The former foreign minister said he sees national reconciliation as a broad effort that focuses on the 30 million citizens of Afghanistan, not just 30,000 people — a reference to the Taliban. “[The Afghans] are the people in which all the investment should be” made, he said.
In addition, Mr. Abdullah said it was wishful thinking to assume that the Taliban militants would willingly give up their arms, adding that “they are not fighting in order to be part of a democratic system.”
“To think that we can invite those that are fundamentally against the process, have intimate links with international terrorism and are there in order to return Afghanistan to the old days, that in itself is a false hope. That will not happen,” he said.
In a separate interview, Bruce Riedel, who led a review of the U.S. policy in Afghanistan and Pakistan for President Obama, said: “It has always been very unlikely that Mullah Omar and the Taliban would accept any peace process with Karzai. They prefer his head.
“That said, Karzai has domestic political reasons for wanting to be seen as open to talks with his fellow Pashtuns,” said Mr. Riedel, a senior fellow at the Brookings Institution’s Saban Center for Middle East Policy.
Currently, the U.S. military is involved in a major effort against the Taliban in Afghanistan’s southern Kandahar province following an operation in Marjah.
Mr. Abdullah described the outcome of the Marjah operation as “mixed,” saying the Taliban “might come back or is already back.”
Discussing the situation in Kandahar, he said the political corruption in the province is a key problem.
© Copyright 2014 The Washington Times, LLC. Click here for reprint permission.
About the Author
Ashish Kumar Sen is a reporter covering foreign policy and international developments for The Washington Times.
Prior to joining The Times, Mr. Sen worked for publications in Asia and the Middle East. His work has appeared in a number of publications and online news sites including the British Broadcasting Corp., Asia Times Online and Outlook magazine.
- Kerry warns of 'very serious' response to Crimea-Russia alliance
- John Kerry says any resumption of aid to Egypt would depend on reforms in Cairo
- Reset? What reset? U.S.-Russia ties at worst since Cold War
- Minister sees breakthrough 'in months' for long-split Cyprus
- Russia's neighbors shiver amid Putin's Cold War moves in Ukraine
TWT Video Picks
By Emily Miller
Obama is losing the debate on gun ownership, concealed-carry permits
- USS Kidd sent to Indian Ocean after 'indication' of Malaysian jet crash
- F-35 secrets now showing up in Chinas stealth fighter
- U.S. pilot scares off Iranians with 'Top Gun'-worthy stunt: 'You really ought to go home'
- Oil rig worker says he saw missing plane go down: report
- GOP bill tries to pull courts into fight with Obama on executive power, enforcing laws
- MILLER: Law enforcement realizes good people with guns deter crime

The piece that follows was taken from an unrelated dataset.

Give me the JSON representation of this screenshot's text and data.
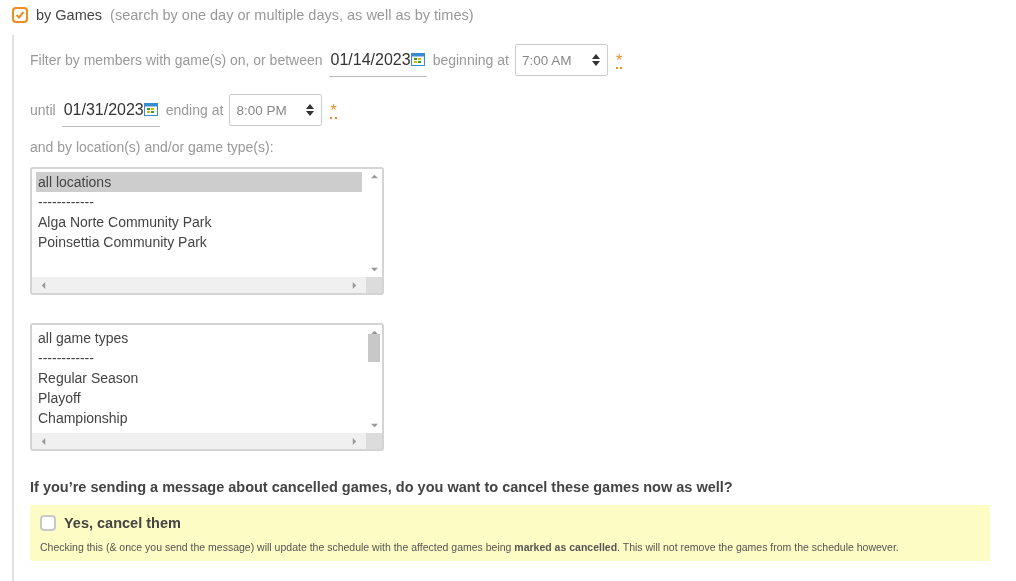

- NRA shirt gets N.Y. high school student suspended
- VIDEO: Emily Miller on Fox Business on Vivec Murthy for surgeon general and smart guns
- Ben Carson: America's now 'very much like Nazi Germany'
- After three days, Redskins finally address defensive needs
Chaos as Manhattan building explodes
Pope Francis meets his 'mini-me'
Celebrity deaths in 2014
Winter storm hits states — again